Over the last 75 years, left-leaning scholars, politicians, and judges have generally maintained this favorable position toward judicial review, but the American Right has transitioned on this issue, as many right-leaning legal scholars have recently embraced what they call “judicial engagement” – i.e., an aggressive use of judicial review in effectuating the Constitution’s original public meaning. Just as the American Left came to embrace judicial review for political purposes, the American Right’s renewed commitment to judicial review has coincided with the Republican Party’s control of the Supreme Court and the rise of the Federalist Society.

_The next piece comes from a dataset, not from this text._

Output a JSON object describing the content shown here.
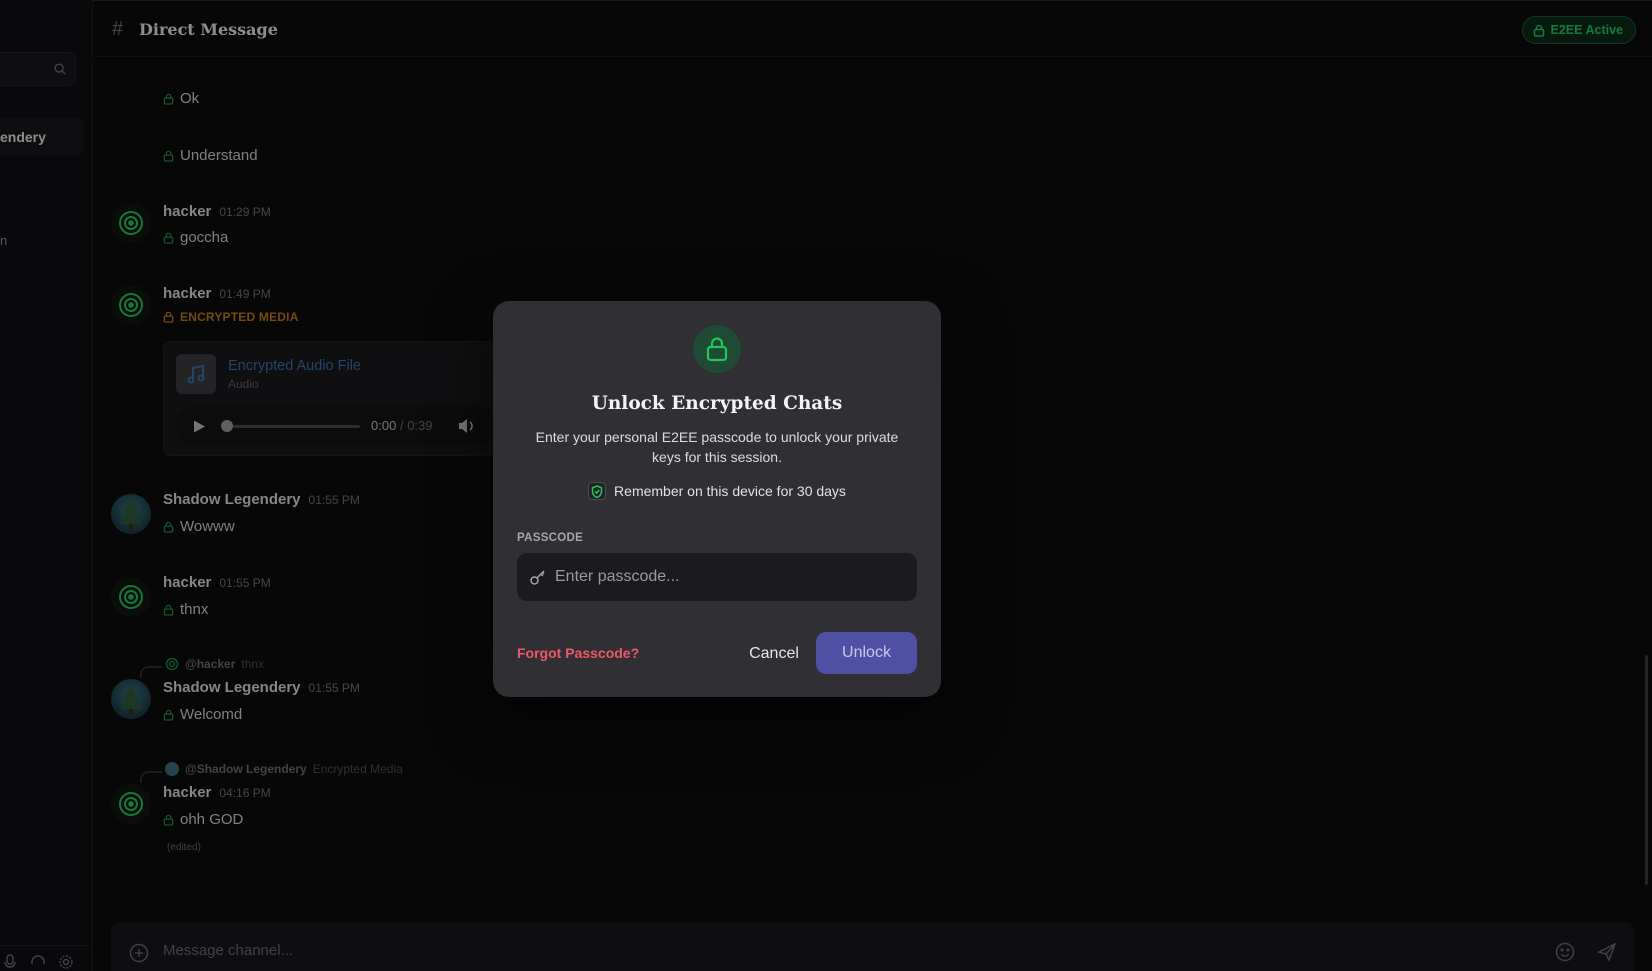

STATE CONSTITUTIONAL POLITICS: GOVERNING BY AMENDMENT IN THE AMERICAN STATES

Vol. 29 No. 5 (May 2019) pp. 50-52

STATE CONSTITUTIONAL POLITICS: GOVERNING BY AMENDMENT IN THE AMERICAN STATES, by John Dinan. Chicago, IL: The University of Chicago Press, 2018. 396 pp. Paper $35.00. ISBN: 9780226532813.



Reviewed by Staci L. Beavers, Department of Political Science, California State University San Marcos. Email: sbeavers@csusm.edu. 

John Dinan’s STATE CONSTITUTIONAL POLITICS: GOVERNING BY AMENDMENT IN THE AMERICAN STATES provides a sweeping overview of the landscape of state constitutional revision through the amendment processes available to all 50 states. Spanning U.S. history and encompassing a wide breadth of institutional and policy areas, Dinan “categorize[s] and catalog[s] the ways amendments have served as instruments of governance throughout American history” (p. 3).

Dinan’s work as a political scientist in the realm of state constitutional development is already extensive and well-known. In addition to numerous law review articles in the subfield, an earlier book published in 2006 provided a comprehensive examination of “more than 230 state constitutional conventions held since 1776” (p. 7). In STATE CONSTITUTIONAL POLITICS, Dinan now provides updates on formal state constitutional changes for the annual THE BOOK OF THE STATES. With this book, Dinan tackles a host of state-level constitutional amendments across generations.

Chapter 1 sets the stage with an overview of the both the mechanisms available for formally amending state constitutions and the rate at which the states do so. Chapter 8 closes the volume with Dinan’s final assessment of the effects of pursuing amendments as the method of choice for seeking policy or institutional changes rather than legislative statutes or judicial rulings.

Chapters 2-7 provide Dinan’s cataloging of an array of constitutional changes from the Founding era to the present. The amendments included range from “institutional authority amendments” that typically shift legislative powers to other bodies (Chapter 2) to amendments that revise the status of various rights (Chapter 3) to those that attempt to counter or stave off judicial rulings (Chapter 4). Later chapters discuss amendments that proscribe and authorize various powers, particularly in the realm of taxing and spending (Chapters 5 and 6, respectively), while Chapter 7 covers amendments that establish policies outright (Chapter 7). Although the reader could quibble with Dinan’s classification scheme, his organizational criteria are clear and hold together.